You take a chance on Fringe. And usually you’re not disappointed.
Ever since we moved out of the city, started a family and got caught up in domesticated life, my husband and I stopped going to Fringe. It can be hard when you have a kid. You have to find babysitters and make plans. You can’t just run off to a show.
But my daughter is older now. And through the powers of targeted social media marketing, there on my screen a few weeks ago was information about DC’s Fringe Fest, called aptly, Capital Fringe Fest. My husband and I decided it was time to get back to our love of experimental art. So we bought tickets and headed downtown.
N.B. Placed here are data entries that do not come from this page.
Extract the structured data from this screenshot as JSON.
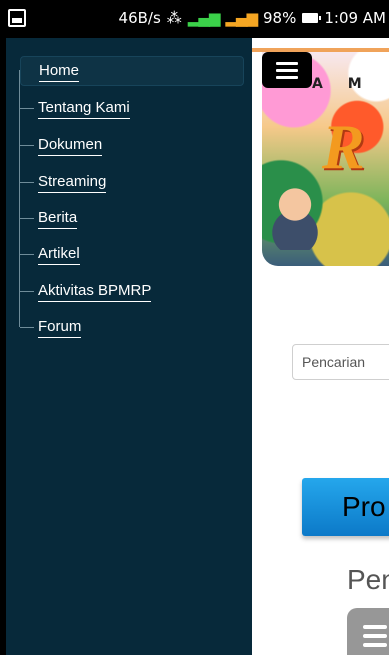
{
  "status_bar": {
    "net_speed": "46B/s",
    "battery": "98%",
    "time": "1:09 AM"
  },
  "sidebar": {
    "items": [
      {
        "label": "Home",
        "active": true
      },
      {
        "label": "Tentang Kami"
      },
      {
        "label": "Dokumen"
      },
      {
        "label": "Streaming"
      },
      {
        "label": "Berita"
      },
      {
        "label": "Artikel"
      },
      {
        "label": "Aktivitas BPMRP"
      },
      {
        "label": "Forum"
      }
    ]
  },
  "main": {
    "banner_letters": "A M",
    "banner_big_letter": "R",
    "search_placeholder": "Pencarian",
    "pro_heading": "Pro",
    "section_heading": "Pen"
  },
  "colors": {
    "sidebar_bg": "#07293a",
    "accent_blue": "#0c79c8"
  }
}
Like FringeNYC when we lived in New York, DC has many venues across the city. But unlike FringeNYC, it also has a central theater where a large portion of the shows play. The theater is adjacent to an alleyway and set just outside the gentrified area of DC where perfectly manicured townhouses give way to stairs with missing bricks and cracks in the windows. It’s an area where everything hasn’t been painted over to look exactly the same.
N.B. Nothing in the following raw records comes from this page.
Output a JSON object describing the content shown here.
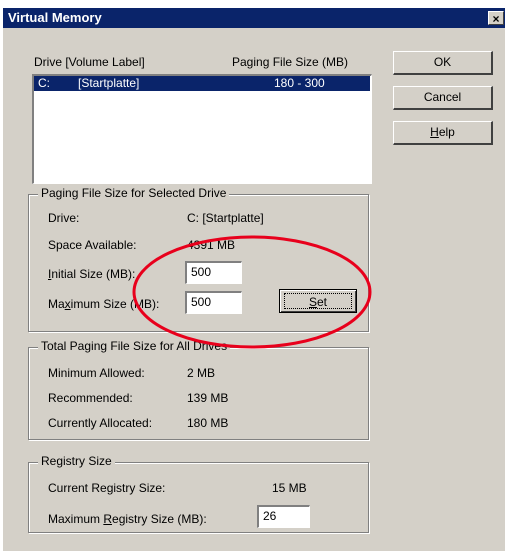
{
  "window": {
    "title": "Virtual Memory",
    "close_label": "×"
  },
  "drives": {
    "header_drive": "Drive  [Volume Label]",
    "header_size": "Paging File Size (MB)",
    "rows": [
      {
        "drive": "C:",
        "label": "[Startplatte]",
        "size": "180 - 300"
      }
    ]
  },
  "buttons": {
    "ok": "OK",
    "cancel": "Cancel",
    "help_pre": "",
    "help_u": "H",
    "help_post": "elp"
  },
  "selected": {
    "legend": "Paging File Size for Selected Drive",
    "drive_label": "Drive:",
    "drive_value": "C:  [Startplatte]",
    "space_label": "Space Available:",
    "space_value": "4391 MB",
    "initial_u": "I",
    "initial_rest": "nitial Size (MB):",
    "initial_value": "500",
    "max_pre": "Ma",
    "max_u": "x",
    "max_rest": "imum Size (MB):",
    "max_value": "500",
    "set_u": "S",
    "set_rest": "et"
  },
  "total": {
    "legend": "Total Paging File Size for All Drives",
    "min_label": "Minimum Allowed:",
    "min_value": "2 MB",
    "rec_label": "Recommended:",
    "rec_value": "139 MB",
    "cur_label": "Currently Allocated:",
    "cur_value": "180 MB"
  },
  "registry": {
    "legend": "Registry Size",
    "current_label": "Current Registry Size:",
    "current_value": "15 MB",
    "max_pre": "Maximum ",
    "max_u": "R",
    "max_rest": "egistry Size (MB):",
    "max_value": "26"
  },
  "annotation": {
    "color": "#e8001c"
  }
}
As my husband and I pulled up to park, the location felt perfectly fringe.
Outside the theater in the alley a long, covered bar stretched toward the street where a food truck snuggled up to the side of the building, swirling smells of fried foods in the air. People nestled into colorful tables and chairs, while a musician set up a outdoor small stage. I got a drink and settled at a table, reading the mass of fliers that covered it like a patchwork tablecloth.
This wasn’t just a hodgepodge of shows strung together by a thin concept – Fringe art – like the bulbs on the string lights hanging above the alleyway. This was a focused, organized space to celebrate Fringe. This was a giant chandelier of glowing lights. Not bad. Just different from what I experienced before and not what I expected.
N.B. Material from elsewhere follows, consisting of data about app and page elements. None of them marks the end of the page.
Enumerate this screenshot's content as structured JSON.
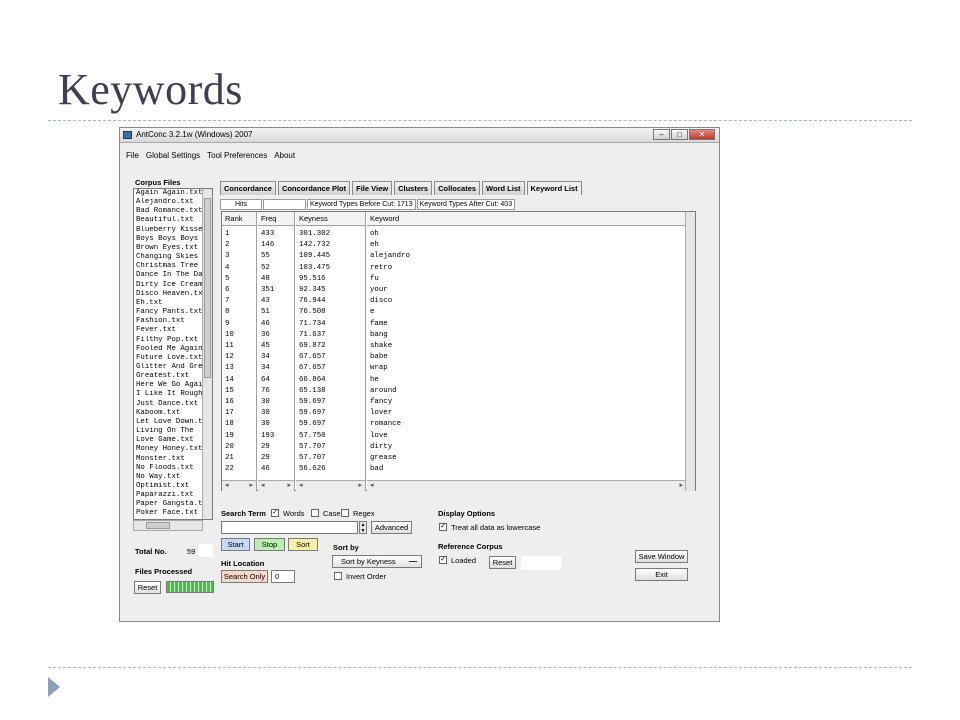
{
  "slide": {
    "title": "Keywords"
  },
  "window": {
    "title": "AntConc 3.2.1w (Windows) 2007",
    "menu": [
      "File",
      "Global Settings",
      "Tool Preferences",
      "About"
    ]
  },
  "corpus": {
    "title": "Corpus Files",
    "files": [
      "Again Again.txt",
      "Alejandro.txt",
      "Bad Romance.txt",
      "Beautiful.txt",
      "Blueberry Kisses",
      "Boys Boys Boys",
      "Brown Eyes.txt",
      "Changing Skies",
      "Christmas Tree",
      "Dance In The Dark",
      "Dirty Ice Cream",
      "Disco Heaven.txt",
      "Eh.txt",
      "Fancy Pants.txt",
      "Fashion.txt",
      "Fever.txt",
      "Filthy Pop.txt",
      "Fooled Me Again",
      "Future Love.txt",
      "Glitter And Grease",
      "Greatest.txt",
      "Here We Go Again",
      "I Like It Rough",
      "Just Dance.txt",
      "Kaboom.txt",
      "Let Love Down.txt",
      "Living On The",
      "Love Game.txt",
      "Money Honey.txt",
      "Monster.txt",
      "No Floods.txt",
      "No Way.txt",
      "Optimist.txt",
      "Paparazzi.txt",
      "Paper Gangsta.txt",
      "Poker Face.txt"
    ],
    "total_label": "Total No.",
    "total_value": "59",
    "processed_label": "Files Processed",
    "reset_label": "Reset"
  },
  "tabs": [
    {
      "label": "Concordance",
      "active": false
    },
    {
      "label": "Concordance Plot",
      "active": false
    },
    {
      "label": "File View",
      "active": false
    },
    {
      "label": "Clusters",
      "active": false
    },
    {
      "label": "Collocates",
      "active": false
    },
    {
      "label": "Word List",
      "active": false
    },
    {
      "label": "Keyword List",
      "active": true
    }
  ],
  "stats": {
    "hits_label": "Hits",
    "before_cut": "Keyword Types Before Cut: 1713",
    "after_cut": "Keyword Types After Cut: 403"
  },
  "table": {
    "headers": {
      "rank": "Rank",
      "freq": "Freq",
      "keyness": "Keyness",
      "keyword": "Keyword"
    },
    "rows": [
      [
        "1",
        "433",
        "301.302",
        "oh"
      ],
      [
        "2",
        "146",
        "142.732",
        "eh"
      ],
      [
        "3",
        "55",
        "109.445",
        "alejandro"
      ],
      [
        "4",
        "52",
        "103.475",
        "retro"
      ],
      [
        "5",
        "48",
        "95.516",
        "fu"
      ],
      [
        "6",
        "351",
        "92.345",
        "your"
      ],
      [
        "7",
        "43",
        "76.944",
        "disco"
      ],
      [
        "8",
        "51",
        "76.508",
        "e"
      ],
      [
        "9",
        "46",
        "71.734",
        "fame"
      ],
      [
        "10",
        "36",
        "71.637",
        "bang"
      ],
      [
        "11",
        "45",
        "69.872",
        "shake"
      ],
      [
        "12",
        "34",
        "67.657",
        "babe"
      ],
      [
        "13",
        "34",
        "67.657",
        "wrap"
      ],
      [
        "14",
        "64",
        "66.864",
        "he"
      ],
      [
        "15",
        "76",
        "65.138",
        "around"
      ],
      [
        "16",
        "30",
        "59.697",
        "fancy"
      ],
      [
        "17",
        "30",
        "59.697",
        "lover"
      ],
      [
        "18",
        "30",
        "59.697",
        "romance"
      ],
      [
        "19",
        "193",
        "57.750",
        "love"
      ],
      [
        "20",
        "29",
        "57.707",
        "dirty"
      ],
      [
        "21",
        "29",
        "57.707",
        "grease"
      ],
      [
        "22",
        "46",
        "56.626",
        "bad"
      ]
    ],
    "scroll_left": "◂",
    "scroll_right": "▸"
  },
  "search": {
    "label": "Search Term",
    "words_label": "Words",
    "case_label": "Case",
    "regex_label": "Regex",
    "value": "",
    "advanced_label": "Advanced",
    "start_label": "Start",
    "stop_label": "Stop",
    "sort_label": "Sort"
  },
  "hit_location": {
    "label": "Hit Location",
    "search_only_label": "Search Only",
    "value": "0"
  },
  "sort_by": {
    "label": "Sort by",
    "selected": "Sort by Keyness",
    "invert_label": "Invert Order"
  },
  "display_options": {
    "label": "Display Options",
    "lowercase_label": "Treat all data as lowercase"
  },
  "reference_corpus": {
    "label": "Reference Corpus",
    "loaded_label": "Loaded",
    "reset_label": "Reset"
  },
  "actions": {
    "save_label": "Save Window",
    "exit_label": "Exit"
  },
  "colors": {
    "start_button": "#c8d8f8",
    "stop_button": "#b8f0b0",
    "sort_button": "#f8f0a8",
    "search_only_button": "#f8d8c8",
    "progress": "#33cc33"
  }
}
Inside the theater, we were greeted with a large, slick poster for the show, featuring a summary and pictures of the cast members. People sipped pink cocktails at a second bar and clicked across concrete floors. Artwork lined the stark cement walls as though we’d stepped into a gallery. The place felt more trendy bar than fringe theater.
“Fringe Fest got swanky,” I quipped to my husband.
I braced myself for disappointment. I wasn’t worried the play would be bad. But this wasn’t a garage or an old theater with ripped seats. I worried the play would be too perfect, too good, too polished, faking fringe instead of being it.
The best part about Fringe is that it’s like reading an unpublished novel before some editor comes and cuts out pieces of its heart. Maybe those pieces need to be cut out to please the masses. But fringe isn’t about the masses. It’s about the rest of us who don’t want something perfect, who don’t want to just see the same old ideas and concepts rehashed over and over. It’s for those of us who don’t want to stay in our comfort zones. Fringe-goers like a little change, a little weirdness and to be challenged.
Then the doors opened and we stepped into a room that looked just like a big black box, no color, no props that I could see. There was a small sound box in the corner where two people in shorts fiddled with nobs and switches.
As we walked in, a group of people danced, salsa I think, on the sunken stage, created by erecting small risers on all 3 sides. They dancers were just feet from us. I caught the whiff of a woman’s perfume and she spun within inches of me as I walked by.
My husband and I settled into those stacking chairs, the kind that have the padding and the fake leather that’s actually plastic, not too different from the ones at the garage theaters of the past. We watched, mesmerized by the dancers. The room fill with other audience members. The lights went down, the music came up.
The actors entered the stage, no props, no crutches, just them and the words of the play. They started to speak. We laughed. There was no pomp, no flash, no polish.
I smiled. Now it felt fringe…And I can’t wait to go again.